With its white terrazzo floors, twelve-foot high vertical-grain Douglas fir ceilings, floor-to-ceiling full glass windows and doors, and open free-flowing plan, this six-bedroom showcase home is evocative of classic Los Angeles mid-century early modern architecture. Situated on a nearly half-acre richly landscaped flat lot, this property is a calm oasis in the celebrity-studded ‘Bird’ streets of the Hollywood Hills. Visitors enter from the street directly into a private front courtyard, where they take a wood bridge over a decorative fountain pool to the 12′ high front entry door. Upon entering the home, the eye travels all the way through the house to the rear glass walls for a view of a 40′ long travertine wall with spouts spilling into the pool. All of the public and private spaces of the house have strong views and access to the exterior, opening up the interior spaces to the environment. The all-new construction includes many of today’s modern conveniences, such as a large dual-island professional chef’s kitchen with adjoining family room, fully-equipped outdoor kitchen and dining area, large master bedroom suite with separate sitting room, dressing room, and steam shower, large back patio with lap pool and spa, gracious back yard with a generous lawn and inviting fire pit, three indoor fireplaces, off-street parking for eight cars, and wiring for today’s most current audio, telecommunications and security technology. The house was the 2007 Los Angeles Designer Show House for Metropolitan Home Magazine and was featured as West Week’s house of 2007.

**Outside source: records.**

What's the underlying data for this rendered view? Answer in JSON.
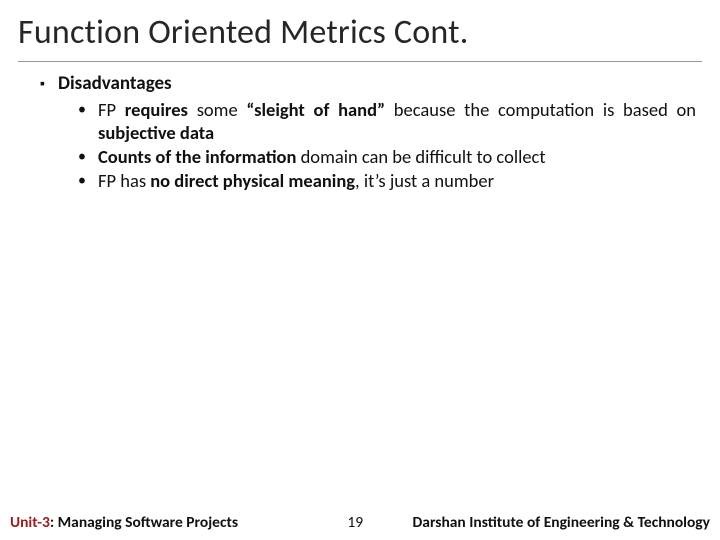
{
  "title": "Function Oriented Metrics Cont.",
  "heading": "Disadvantages",
  "bullets": {
    "b1_pre": "FP ",
    "b1_bold1": "requires",
    "b1_mid1": " some ",
    "b1_bold2": "“sleight of hand”",
    "b1_mid2": " because the computation is based on ",
    "b1_bold3": "subjective data",
    "b2_bold1": "Counts of the information",
    "b2_rest": " domain can be difficult to collect",
    "b3_pre": "FP has ",
    "b3_bold1": "no direct physical meaning",
    "b3_rest": ", it’s just a number"
  },
  "footer": {
    "unit_prefix": "Unit-3",
    "unit_rest": ": Managing Software Projects",
    "page": "19",
    "org": "Darshan Institute of Engineering & Technology"
  }
}
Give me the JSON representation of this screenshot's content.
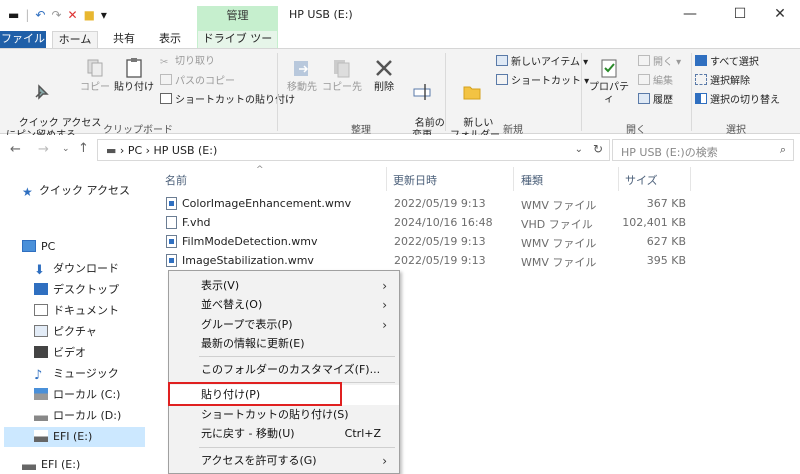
{
  "window": {
    "title": "HP USB (E:)",
    "context_tab": "管理",
    "controls": {
      "minimize": "—",
      "maximize": "☐",
      "close": "✕"
    }
  },
  "ribbon_tabs": [
    "ファイル",
    "ホーム",
    "共有",
    "表示",
    "ドライブ ツール"
  ],
  "ribbon": {
    "clipboard": {
      "pin": "クイック アクセス\nにピン留めする",
      "copy": "コピー",
      "paste": "貼り付け",
      "cut": "切り取り",
      "copy_path": "パスのコピー",
      "paste_shortcut": "ショートカットの貼り付け",
      "title": "クリップボード"
    },
    "organize": {
      "move_to": "移動先",
      "copy_to": "コピー先",
      "delete": "削除",
      "rename": "名前の\n変更",
      "title": "整理"
    },
    "new": {
      "new_folder": "新しい\nフォルダー",
      "new_item": "新しいアイテム ▾",
      "shortcut": "ショートカット ▾",
      "title": "新規"
    },
    "open": {
      "properties": "プロパティ",
      "open": "開く ▾",
      "edit": "編集",
      "history": "履歴",
      "title": "開く"
    },
    "select": {
      "select_all": "すべて選択",
      "select_none": "選択解除",
      "invert": "選択の切り替え",
      "title": "選択"
    }
  },
  "address": {
    "breadcrumb": "PC  ›  HP USB (E:)",
    "search_placeholder": "HP USB (E:)の検索"
  },
  "nav": {
    "quick_access": "クイック アクセス",
    "pc": "PC",
    "items": [
      "ダウンロード",
      "デスクトップ",
      "ドキュメント",
      "ピクチャ",
      "ビデオ",
      "ミュージック",
      "ローカル (C:)",
      "ローカル (D:)",
      "EFI (E:)",
      "EFI (E:)"
    ]
  },
  "columns": {
    "name": "名前",
    "date": "更新日時",
    "type": "種類",
    "size": "サイズ"
  },
  "files": [
    {
      "name": "ColorImageEnhancement.wmv",
      "date": "2022/05/19 9:13",
      "type": "WMV ファイル",
      "size": "367 KB"
    },
    {
      "name": "F.vhd",
      "date": "2024/10/16 16:48",
      "type": "VHD ファイル",
      "size": "102,401 KB"
    },
    {
      "name": "FilmModeDetection.wmv",
      "date": "2022/05/19 9:13",
      "type": "WMV ファイル",
      "size": "627 KB"
    },
    {
      "name": "ImageStabilization.wmv",
      "date": "2022/05/19 9:13",
      "type": "WMV ファイル",
      "size": "395 KB"
    }
  ],
  "context_menu": {
    "view": "表示(V)",
    "sort": "並べ替え(O)",
    "group": "グループで表示(P)",
    "refresh": "最新の情報に更新(E)",
    "customize": "このフォルダーのカスタマイズ(F)...",
    "paste": "貼り付け(P)",
    "paste_shortcut": "ショートカットの貼り付け(S)",
    "undo": "元に戻す - 移動(U)",
    "undo_shortcut": "Ctrl+Z",
    "access": "アクセスを許可する(G)"
  }
}
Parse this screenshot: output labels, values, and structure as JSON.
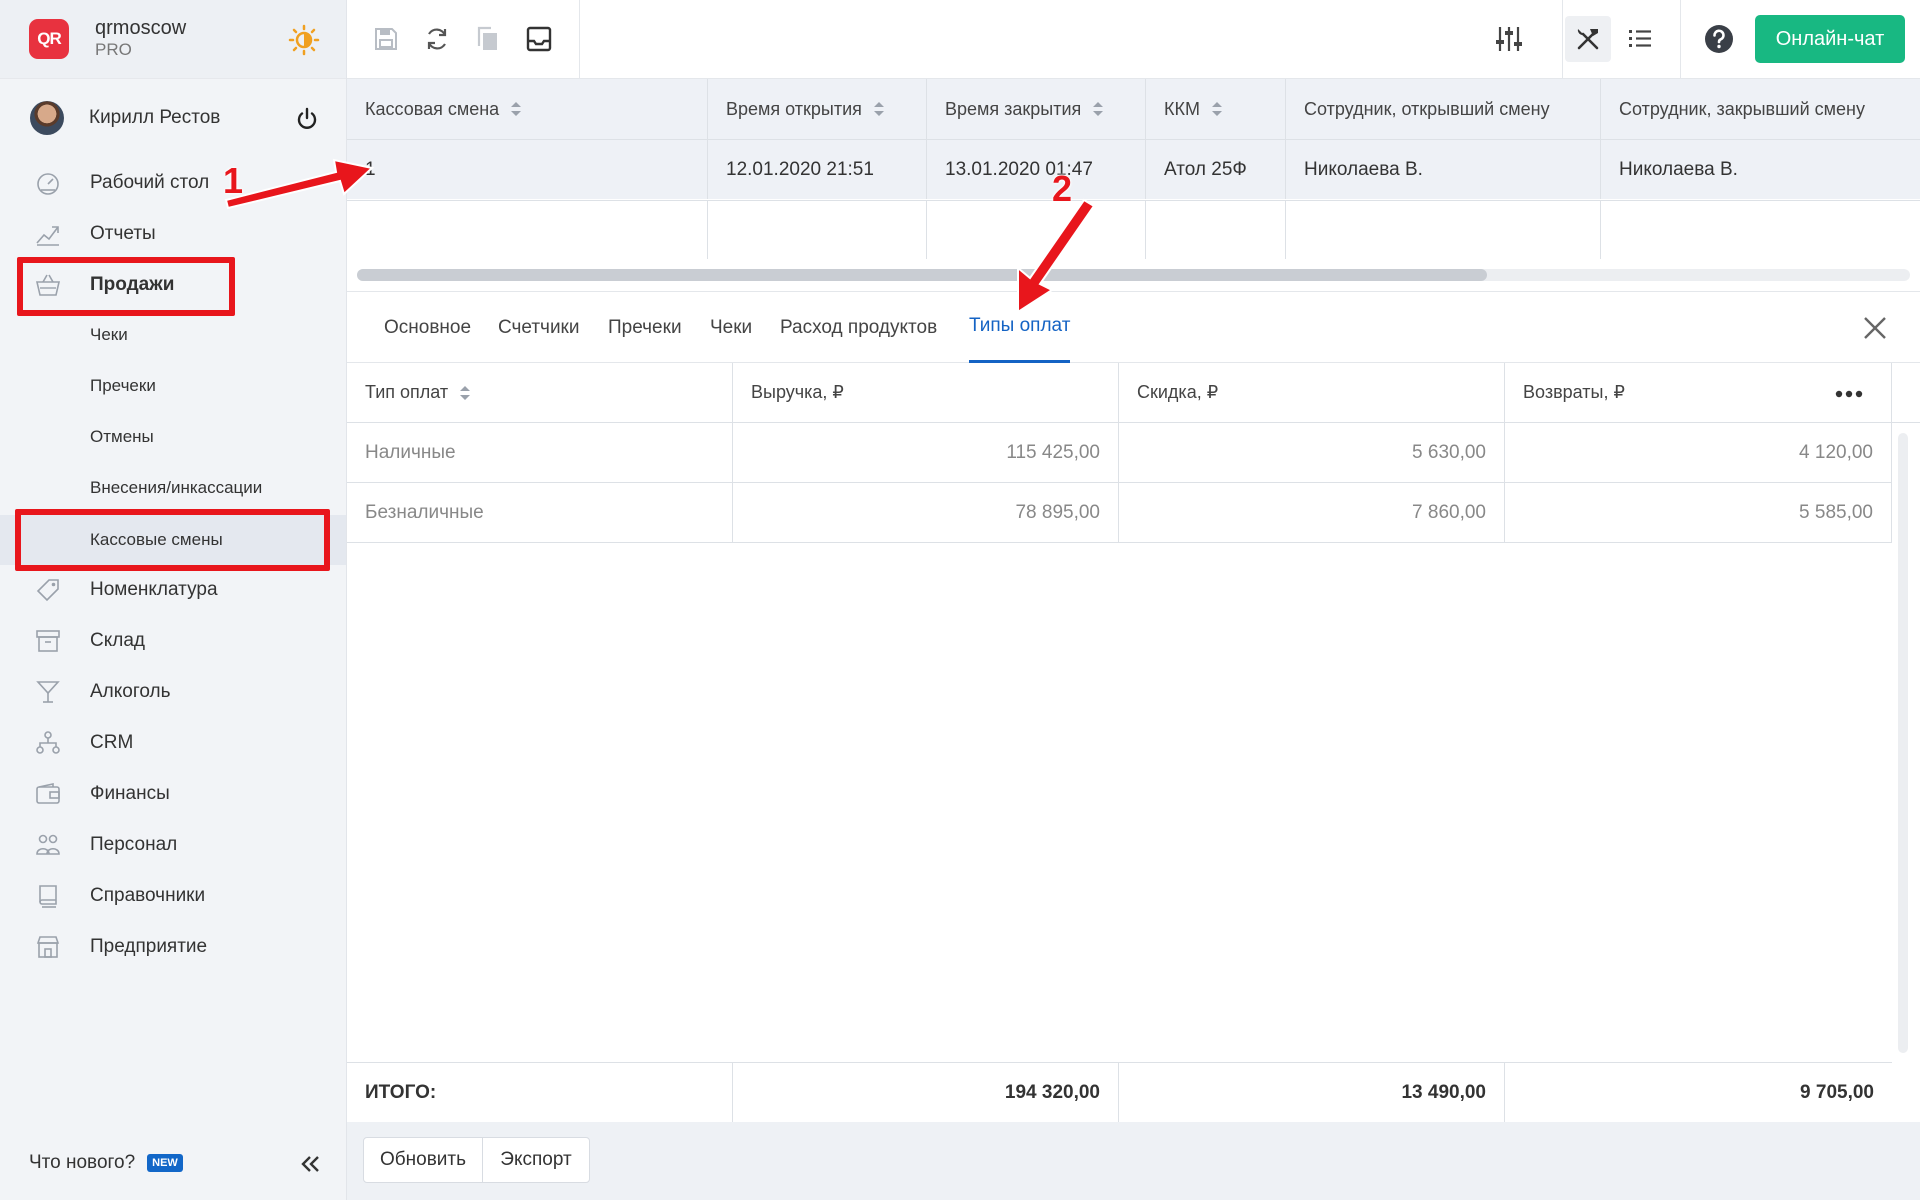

The Sowden house was built in 1926 by Lloyd Wright, son of America’s greatest architect, Frank Lloyd Wright. The home’s design incorporated Wright’s philosophies as a landscape architect, emphasizing the connection to nature. In restoring the Sowden house, we honored Lloyd Wright’s intention to merge architecture, space and landscape by restoring and updating Wright’s original vision. “I think that any really good creativity is something that is not stagnant and that can be built upon,” Xorin explains. “I really respected Lloyd Wright. His work and creativity were timeless.” Xorin also added contemporary touches: a modern steam shower, under-counter refrigerators, Jacuzzi bathtubs and a koi pond off the master bath for meditation and reflection. Molding was removed from certain doorways because it felt a little “too peppy,” and walls were changed from maroon stucco to cool beige plaster to create a less cavernous feeling. A collection of new antique artifacts were added to the home, including an enormous Indonesian Buddha that looks out from atop the master bedroom, an antique Chinese dowry chest, Japanese tansus converted to bathroom cabinets, and a 400 year-old Quan Yin statue.